> _Aim of the task_:
The expected answer is every line from the material below that has the word "heading".

> _Given entries_:
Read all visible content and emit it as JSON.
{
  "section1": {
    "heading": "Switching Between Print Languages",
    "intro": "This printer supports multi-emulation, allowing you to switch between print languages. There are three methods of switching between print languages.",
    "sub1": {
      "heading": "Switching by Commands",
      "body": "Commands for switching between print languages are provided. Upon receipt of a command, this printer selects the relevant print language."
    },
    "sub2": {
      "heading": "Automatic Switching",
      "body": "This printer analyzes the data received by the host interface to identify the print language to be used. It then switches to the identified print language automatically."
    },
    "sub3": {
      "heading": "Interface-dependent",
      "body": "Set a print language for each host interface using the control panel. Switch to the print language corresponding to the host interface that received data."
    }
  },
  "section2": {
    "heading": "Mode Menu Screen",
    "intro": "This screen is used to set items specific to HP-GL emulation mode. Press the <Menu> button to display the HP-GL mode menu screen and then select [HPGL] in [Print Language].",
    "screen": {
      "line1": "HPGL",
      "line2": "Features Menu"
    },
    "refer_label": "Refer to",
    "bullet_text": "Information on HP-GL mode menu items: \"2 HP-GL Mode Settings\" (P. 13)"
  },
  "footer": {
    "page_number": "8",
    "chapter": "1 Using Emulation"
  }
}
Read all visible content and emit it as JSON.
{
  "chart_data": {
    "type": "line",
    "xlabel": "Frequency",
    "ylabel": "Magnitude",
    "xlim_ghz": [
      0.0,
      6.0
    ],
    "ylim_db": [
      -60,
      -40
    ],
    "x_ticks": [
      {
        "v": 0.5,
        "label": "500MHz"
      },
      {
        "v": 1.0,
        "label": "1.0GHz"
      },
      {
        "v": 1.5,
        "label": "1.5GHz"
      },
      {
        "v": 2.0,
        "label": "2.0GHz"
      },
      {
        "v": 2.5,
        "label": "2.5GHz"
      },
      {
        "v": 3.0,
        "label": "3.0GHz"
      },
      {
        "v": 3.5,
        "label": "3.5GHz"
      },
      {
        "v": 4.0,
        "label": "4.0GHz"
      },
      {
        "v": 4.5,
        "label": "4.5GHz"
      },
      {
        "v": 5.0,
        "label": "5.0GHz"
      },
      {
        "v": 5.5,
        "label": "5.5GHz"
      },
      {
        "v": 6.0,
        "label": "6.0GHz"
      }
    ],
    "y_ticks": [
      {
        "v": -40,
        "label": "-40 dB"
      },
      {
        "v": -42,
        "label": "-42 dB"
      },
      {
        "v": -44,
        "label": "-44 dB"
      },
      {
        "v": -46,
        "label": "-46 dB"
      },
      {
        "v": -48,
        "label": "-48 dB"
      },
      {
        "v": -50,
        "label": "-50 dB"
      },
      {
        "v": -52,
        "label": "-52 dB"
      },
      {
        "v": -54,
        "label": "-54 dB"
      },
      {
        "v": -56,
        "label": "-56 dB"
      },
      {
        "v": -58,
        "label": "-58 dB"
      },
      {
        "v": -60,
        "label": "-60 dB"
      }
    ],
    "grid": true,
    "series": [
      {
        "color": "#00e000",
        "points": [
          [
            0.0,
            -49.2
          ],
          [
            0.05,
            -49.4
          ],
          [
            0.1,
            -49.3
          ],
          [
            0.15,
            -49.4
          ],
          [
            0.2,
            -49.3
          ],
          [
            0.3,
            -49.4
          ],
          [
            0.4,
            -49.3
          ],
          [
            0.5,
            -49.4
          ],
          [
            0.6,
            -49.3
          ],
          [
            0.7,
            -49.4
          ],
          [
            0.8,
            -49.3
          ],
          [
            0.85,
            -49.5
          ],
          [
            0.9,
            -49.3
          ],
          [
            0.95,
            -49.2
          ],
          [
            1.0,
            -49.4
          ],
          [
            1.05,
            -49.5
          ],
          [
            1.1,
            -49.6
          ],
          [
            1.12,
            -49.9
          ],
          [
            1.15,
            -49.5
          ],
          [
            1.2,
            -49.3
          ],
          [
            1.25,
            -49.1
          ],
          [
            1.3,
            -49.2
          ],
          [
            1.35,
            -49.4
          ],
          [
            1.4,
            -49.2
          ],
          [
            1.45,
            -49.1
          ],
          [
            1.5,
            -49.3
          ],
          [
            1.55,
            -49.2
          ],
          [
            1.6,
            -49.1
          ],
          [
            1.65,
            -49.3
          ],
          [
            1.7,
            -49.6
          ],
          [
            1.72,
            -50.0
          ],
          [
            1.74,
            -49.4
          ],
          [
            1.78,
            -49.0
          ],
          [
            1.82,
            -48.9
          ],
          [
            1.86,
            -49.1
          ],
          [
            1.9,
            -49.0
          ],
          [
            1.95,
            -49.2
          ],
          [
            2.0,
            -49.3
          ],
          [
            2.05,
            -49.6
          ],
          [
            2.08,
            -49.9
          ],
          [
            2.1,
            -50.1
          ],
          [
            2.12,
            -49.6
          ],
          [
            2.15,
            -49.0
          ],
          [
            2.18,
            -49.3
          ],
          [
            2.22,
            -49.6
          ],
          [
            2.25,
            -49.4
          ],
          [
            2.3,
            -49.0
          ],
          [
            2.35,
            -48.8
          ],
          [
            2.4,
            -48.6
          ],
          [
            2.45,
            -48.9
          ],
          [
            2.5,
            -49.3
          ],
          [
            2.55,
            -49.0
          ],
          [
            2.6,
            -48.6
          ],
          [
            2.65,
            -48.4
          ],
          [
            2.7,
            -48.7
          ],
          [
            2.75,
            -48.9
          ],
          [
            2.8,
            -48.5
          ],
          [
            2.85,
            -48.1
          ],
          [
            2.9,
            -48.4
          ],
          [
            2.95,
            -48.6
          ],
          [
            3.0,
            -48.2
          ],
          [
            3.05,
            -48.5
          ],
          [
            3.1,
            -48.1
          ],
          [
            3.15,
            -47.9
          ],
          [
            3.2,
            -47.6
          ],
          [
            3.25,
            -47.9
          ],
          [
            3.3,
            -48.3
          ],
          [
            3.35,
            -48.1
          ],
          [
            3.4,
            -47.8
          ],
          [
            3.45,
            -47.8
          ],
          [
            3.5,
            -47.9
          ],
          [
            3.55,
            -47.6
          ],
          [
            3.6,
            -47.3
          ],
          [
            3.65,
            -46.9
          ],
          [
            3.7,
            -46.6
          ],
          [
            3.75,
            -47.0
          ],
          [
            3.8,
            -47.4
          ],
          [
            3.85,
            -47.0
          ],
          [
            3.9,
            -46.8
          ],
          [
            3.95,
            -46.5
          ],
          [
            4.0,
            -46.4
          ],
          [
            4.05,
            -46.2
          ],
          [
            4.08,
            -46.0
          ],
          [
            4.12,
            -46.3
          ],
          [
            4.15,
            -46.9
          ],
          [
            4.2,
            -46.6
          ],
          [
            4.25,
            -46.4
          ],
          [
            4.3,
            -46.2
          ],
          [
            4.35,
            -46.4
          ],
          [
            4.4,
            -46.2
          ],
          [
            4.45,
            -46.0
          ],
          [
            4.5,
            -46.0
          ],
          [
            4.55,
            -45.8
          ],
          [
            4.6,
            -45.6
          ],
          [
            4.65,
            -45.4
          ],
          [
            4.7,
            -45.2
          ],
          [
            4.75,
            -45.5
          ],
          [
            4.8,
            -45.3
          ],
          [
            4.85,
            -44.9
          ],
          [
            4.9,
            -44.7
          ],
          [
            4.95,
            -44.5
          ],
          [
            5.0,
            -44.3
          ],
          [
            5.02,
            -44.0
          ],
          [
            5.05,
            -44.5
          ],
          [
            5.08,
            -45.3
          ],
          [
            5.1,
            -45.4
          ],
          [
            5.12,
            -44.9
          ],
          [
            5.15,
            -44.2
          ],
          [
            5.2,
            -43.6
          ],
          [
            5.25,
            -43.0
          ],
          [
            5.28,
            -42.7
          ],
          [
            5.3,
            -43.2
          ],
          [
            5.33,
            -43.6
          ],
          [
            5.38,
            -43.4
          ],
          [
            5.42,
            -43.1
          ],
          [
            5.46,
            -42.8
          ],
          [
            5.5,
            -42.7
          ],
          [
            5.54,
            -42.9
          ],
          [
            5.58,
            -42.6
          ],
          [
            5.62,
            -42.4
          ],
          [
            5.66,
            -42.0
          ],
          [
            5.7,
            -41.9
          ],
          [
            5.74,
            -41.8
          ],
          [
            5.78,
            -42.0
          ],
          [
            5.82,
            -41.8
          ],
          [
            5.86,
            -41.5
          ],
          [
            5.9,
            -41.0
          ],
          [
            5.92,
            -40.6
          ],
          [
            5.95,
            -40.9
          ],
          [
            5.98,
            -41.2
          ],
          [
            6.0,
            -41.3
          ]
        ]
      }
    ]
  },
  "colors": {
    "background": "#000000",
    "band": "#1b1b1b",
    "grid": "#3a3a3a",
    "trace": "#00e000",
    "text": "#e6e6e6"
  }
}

> _Answer section_:
    "heading": "Switching Between Print Languages",
      "heading": "Switching by Commands",
      "heading": "Automatic Switching",
      "heading": "Interface-dependent",
    "heading": "Mode Menu Screen",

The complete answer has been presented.